Pokémon Go has become a hit because it creates and maintains an interactive and evolving culture. Strangers strike up conversations about the Pokémon they’ve caught, trained, and taken to the gym. Friends compete, celebrate victories, and share tips on mastering the game’s world. In short—the game brings people together and engages them in a shared purpose.
You can promote this kind of camaraderie in your workplace by finding ways for your employees to collaborate beyond their typical day-to-day duties.
When a team or department does well, talk about it. You might institute a recognition program where employees can thank co-workers by nominating them for an award. Programs of this sort create a more collaborative and appreciative culture.
2. Set Clear Goals
The game itself has some straightforward goals: catch Pokémon, level up, take over a gym, and so on. Clear and achievable goals are just as important in your organization. Make sure your employees know your company goals and the specific ways they contribute to them. This knowledge gives them a shared purpose, a sense of community, and contributes to your company culture.

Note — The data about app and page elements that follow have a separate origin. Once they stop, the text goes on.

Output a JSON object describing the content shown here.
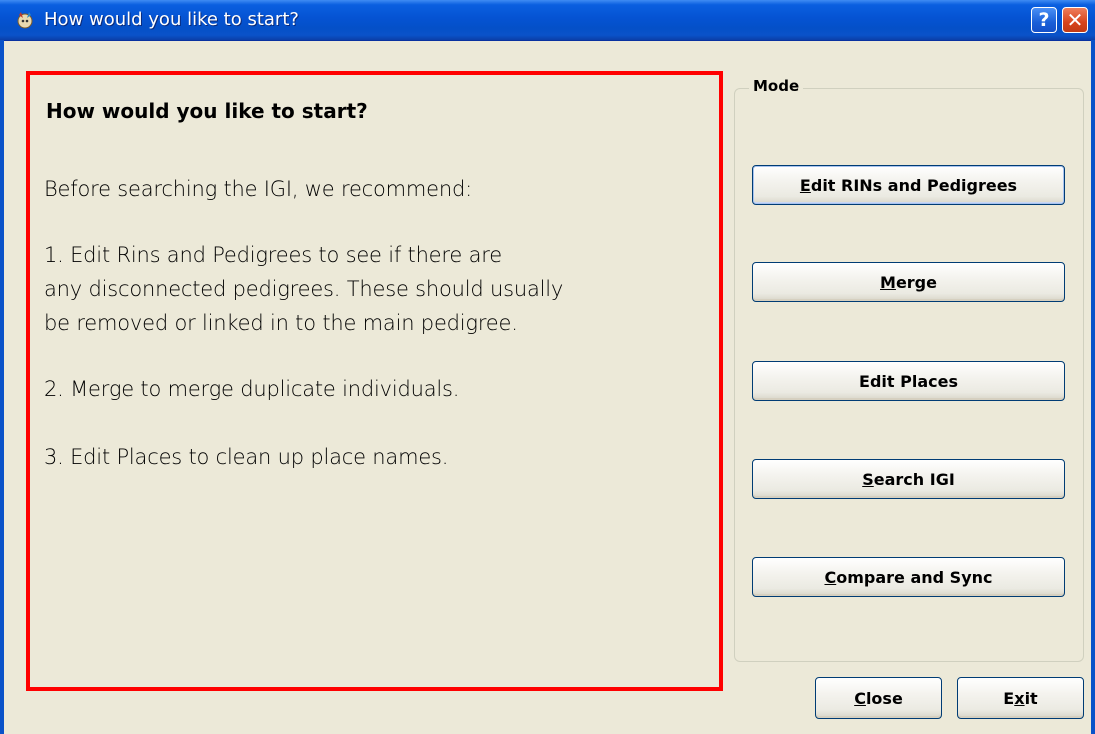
{
  "window": {
    "title": "How would you like to start?",
    "help_button": "?",
    "close_button": "✕"
  },
  "info": {
    "heading": "How would you like to start?",
    "lines": [
      "Before searching the IGI, we recommend:",
      "1. Edit Rins and Pedigrees to see if there are",
      "any disconnected pedigrees. These should usually",
      "be removed or linked in to the main pedigree.",
      "2. Merge to merge duplicate individuals.",
      "3. Edit Places to clean up place names."
    ]
  },
  "mode": {
    "legend": "Mode",
    "buttons": [
      {
        "mnemonic": "E",
        "rest": "dit RINs and Pedigrees"
      },
      {
        "mnemonic": "M",
        "rest": "erge"
      },
      {
        "pre": "Edit Places"
      },
      {
        "mnemonic": "S",
        "rest": "earch IGI"
      },
      {
        "mnemonic": "C",
        "rest": "ompare and Sync"
      }
    ]
  },
  "footer": {
    "close": {
      "mnemonic": "C",
      "rest": "lose"
    },
    "exit": {
      "pre": "E",
      "mnemonic": "x",
      "rest": "it"
    }
  }
}
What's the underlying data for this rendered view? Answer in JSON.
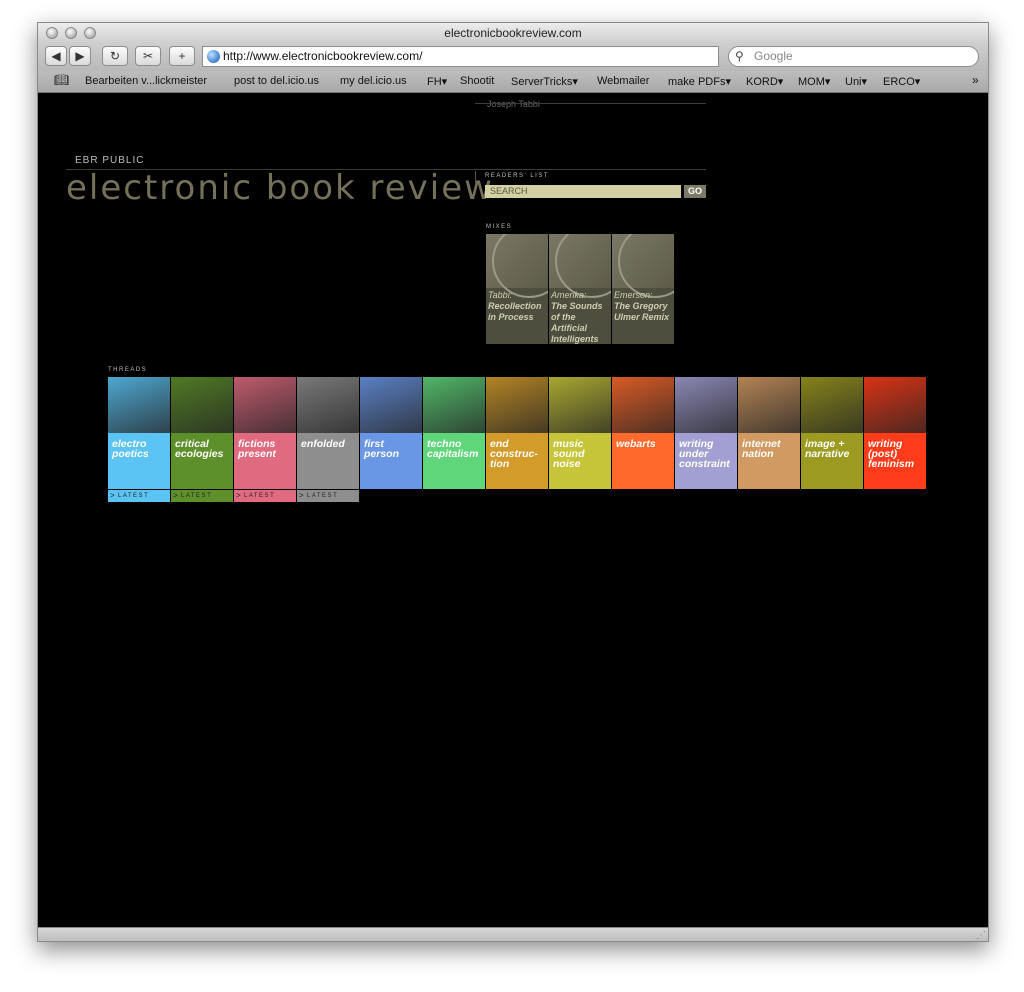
{
  "window": {
    "title": "electronicbookreview.com"
  },
  "toolbar": {
    "back": "◀",
    "forward": "▶",
    "reload": "↻",
    "snap": "✂",
    "add": "+",
    "url": "http://www.electronicbookreview.com/",
    "search_placeholder": "Google"
  },
  "bookmarks": [
    "Bearbeiten v...lickmeister",
    "post to del.icio.us",
    "my del.icio.us",
    "FH▾",
    "Shootit",
    "ServerTricks▾",
    "Webmailer",
    "make PDFs▾",
    "KORD▾",
    "MOM▾",
    "Uni▾",
    "ERCO▾"
  ],
  "bookmarks_more": "»",
  "page": {
    "cut_author": "Joseph Tabbi",
    "section": "EBR PUBLIC",
    "logo": "electronic book review",
    "readers_list_label": "READERS' LIST",
    "search_placeholder": "SEARCH",
    "go_label": "GO",
    "mixes_label": "MIXES",
    "mixes": [
      {
        "author": "Tabbi:",
        "title": "Recollection in Process"
      },
      {
        "author": "Amerika:",
        "title": "The Sounds of the Artificial Intelligents"
      },
      {
        "author": "Emerson:",
        "title": "The Gregory Ulmer Remix"
      }
    ],
    "threads_label": "THREADS",
    "threads": [
      {
        "label": "electro poetics",
        "color": "#5bc4f5"
      },
      {
        "label": "critical ecologies",
        "color": "#5d8f2b"
      },
      {
        "label": "fictions present",
        "color": "#e06a80"
      },
      {
        "label": "enfolded",
        "color": "#8e8e8e"
      },
      {
        "label": "first person",
        "color": "#6a96e6"
      },
      {
        "label": "techno capitalism",
        "color": "#5fd67a"
      },
      {
        "label": "end construc-tion",
        "color": "#d29b2a"
      },
      {
        "label": "music sound noise",
        "color": "#c6c53a"
      },
      {
        "label": "webarts",
        "color": "#ff6a2c"
      },
      {
        "label": "writing under constraint",
        "color": "#a29fd2"
      },
      {
        "label": "internet nation",
        "color": "#d29a63"
      },
      {
        "label": "image + narrative",
        "color": "#9c9a20"
      },
      {
        "label": "writing (post) feminism",
        "color": "#ff3c1a"
      }
    ],
    "latest_label": "LATEST",
    "latest_colors": [
      "#5bc4f5",
      "#5d8f2b",
      "#e06a80",
      "#8e8e8e"
    ]
  }
}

Be as transparent as possible with your goals. When your team is up to speed on the company’s overall progress and can see how their roles contribute to its success, they’re more likely to work with others to achieve company milestones.
3. Augment Your Workplace
Much of Pokémon Go’s success comes from its twist on everyday reality and its involvement of players in the creation of that reality. You can do something similar in your workplace by thinking of ways to enhance your company’s culture. Give it character, and don’t shy away from creativity. For example, incorporate art that captures who you are as an organization. Invite employees to personalize the general workspace as they would their own. Hold a room or workspace naming competition. The goal is to make your workplace unique and interesting.
4. Have Fun
Play a little. Seriously. Come up with small prizes when business goals are accomplished. Consider ways your teams could compete for rewards. These prizes and rewards don’t have to be grand or expensive. After all, we live in a world where millions of people are motivated by collecting intangible fighting fuzz balls.
A small sign of appreciation can go a long way. Think more Pidgey than Mewtwo. If you want to go bigger, consider a short company off site or retreat that includes both work and play. Chances are your employees will come back feeling recharged and reenergized. Kind of like Pikachu himself.